YOUR OBJECTIVE: The answer is a number and only a number: how many lines of the data include the string "Code"?

Records from a data collection:

──────

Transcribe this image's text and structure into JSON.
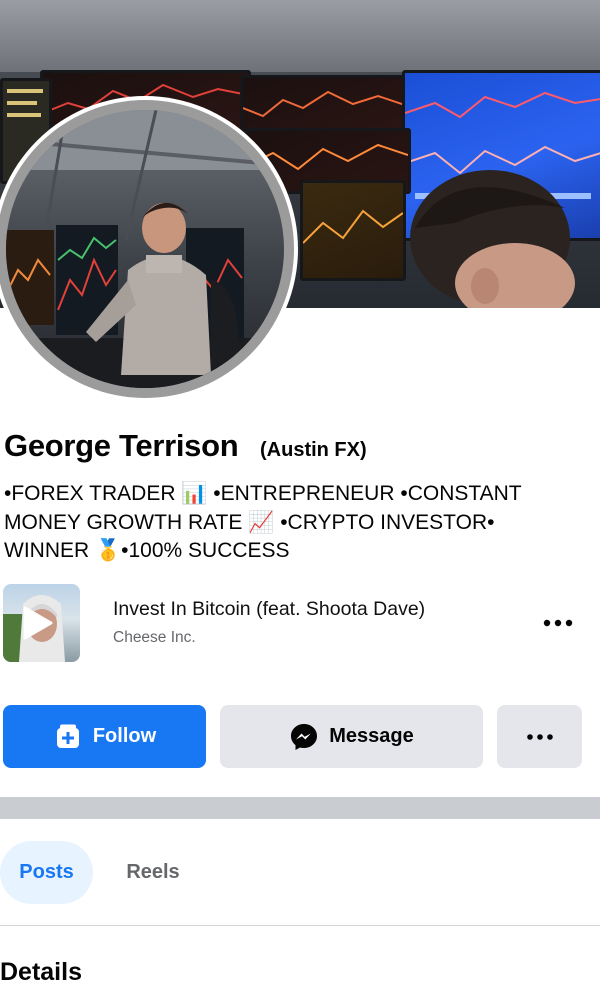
{
  "profile": {
    "name": "George Terrison",
    "alias": "(Austin FX)",
    "bio_lines": [
      "•FOREX TRADER 📊 •ENTREPRENEUR •CONSTANT",
      "MONEY GROWTH RATE 📈 •CRYPTO INVESTOR•",
      "WINNER 🥇•100% SUCCESS"
    ]
  },
  "music": {
    "title": "Invest In Bitcoin (feat. Shoota Dave)",
    "artist": "Cheese Inc."
  },
  "actions": {
    "follow_label": "Follow",
    "message_label": "Message"
  },
  "tabs": [
    {
      "label": "Posts",
      "active": true
    },
    {
      "label": "Reels",
      "active": false
    }
  ],
  "section_heading": "Details",
  "colors": {
    "accent": "#1877f2",
    "accent_tint": "#e7f3ff",
    "button_gray": "#e4e6eb",
    "secondary_text": "#65676b"
  },
  "icons": {
    "follow": "add-friend-icon",
    "message": "messenger-icon",
    "more": "more-horizontal-icon",
    "play": "play-icon"
  }
}
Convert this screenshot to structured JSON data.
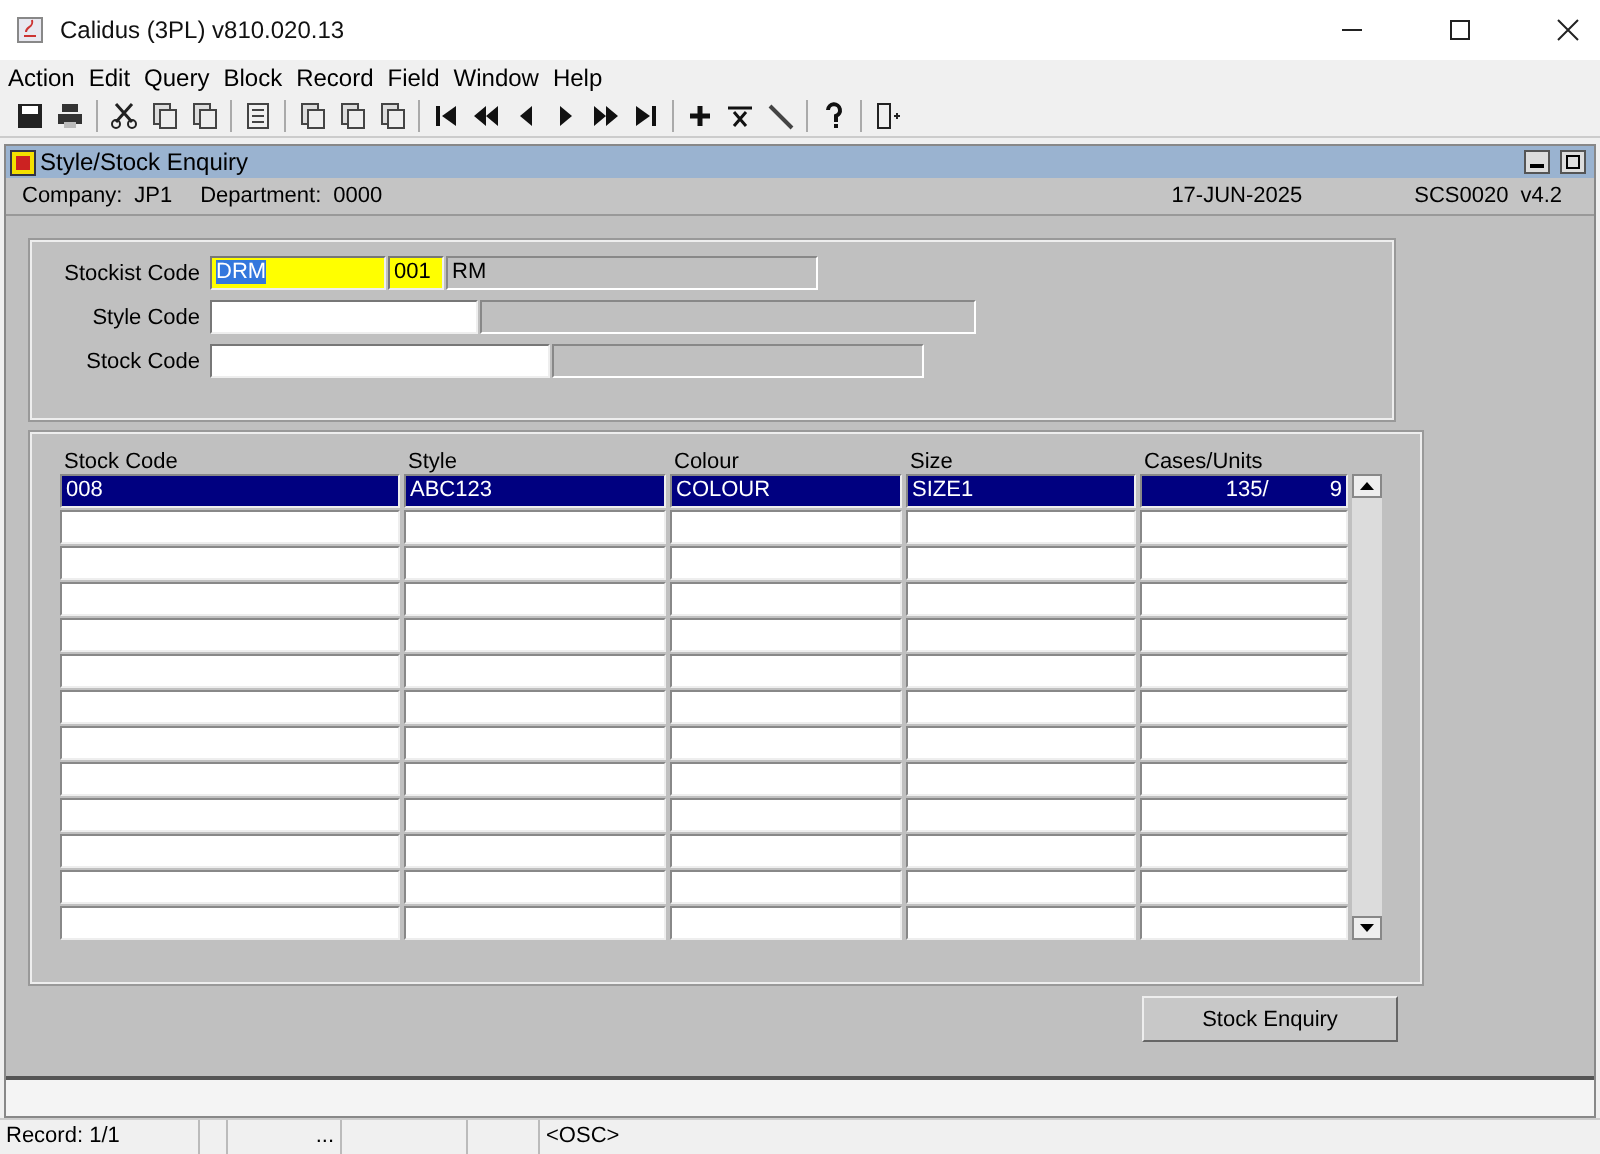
{
  "window": {
    "title": "Calidus (3PL) v810.020.13"
  },
  "menu": [
    "Action",
    "Edit",
    "Query",
    "Block",
    "Record",
    "Field",
    "Window",
    "Help"
  ],
  "form": {
    "title": "Style/Stock Enquiry",
    "company_label": "Company:",
    "company": "JP1",
    "department_label": "Department:",
    "department": "0000",
    "date": "17-JUN-2025",
    "screen": "SCS0020",
    "version": "v4.2"
  },
  "fields": [
    {
      "label": "Stockist Code",
      "value": "DRM",
      "value2": "001",
      "description": "RM",
      "focused": true
    },
    {
      "label": "Style Code",
      "focused": false
    },
    {
      "label": "Stock Code",
      "focused": false
    }
  ],
  "table": {
    "columns": [
      "Stock Code",
      "Style",
      "Colour",
      "Size",
      "Cases/Units"
    ],
    "rows": [
      {
        "selected": true,
        "cells": [
          "008",
          "ABC123",
          "COLOUR",
          "SIZE1",
          "135/          9"
        ]
      },
      {
        "selected": false
      },
      {
        "selected": false
      },
      {
        "selected": false
      },
      {
        "selected": false
      },
      {
        "selected": false
      },
      {
        "selected": false
      },
      {
        "selected": false
      },
      {
        "selected": false
      },
      {
        "selected": false
      },
      {
        "selected": false
      },
      {
        "selected": false
      },
      {
        "selected": false
      }
    ]
  },
  "button": "Stock Enquiry",
  "status_bar": {
    "record": "Record: 1/1",
    "indicator": "...",
    "mode": "<OSC>"
  }
}
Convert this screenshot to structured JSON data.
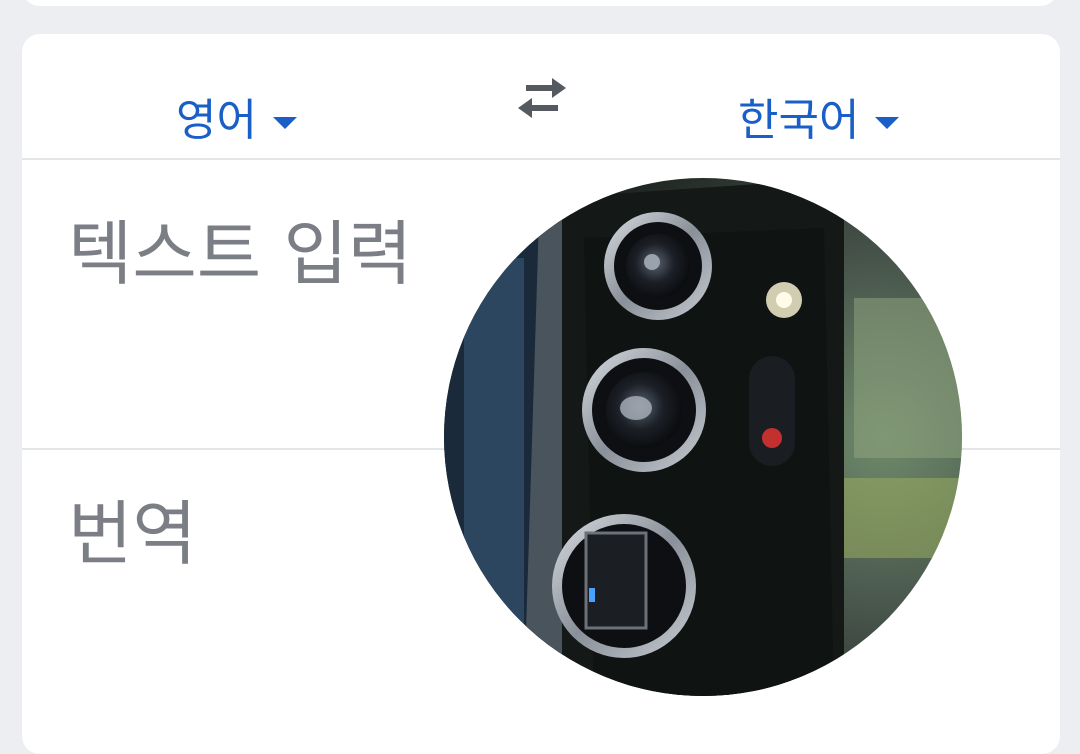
{
  "languages": {
    "source": "영어",
    "target": "한국어"
  },
  "icons": {
    "swap": "swap-arrows-icon",
    "dropdown": "caret-down-icon"
  },
  "input": {
    "placeholder": "텍스트 입력"
  },
  "output": {
    "label": "번역"
  },
  "colors": {
    "accent": "#1a5fc7",
    "placeholder_text": "#7b7e84",
    "background": "#eceef1",
    "card": "#ffffff"
  }
}
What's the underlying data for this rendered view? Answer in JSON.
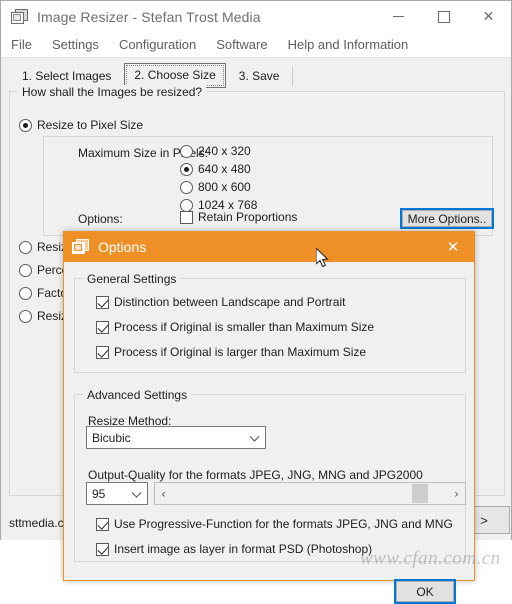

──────

RESPONSE: 4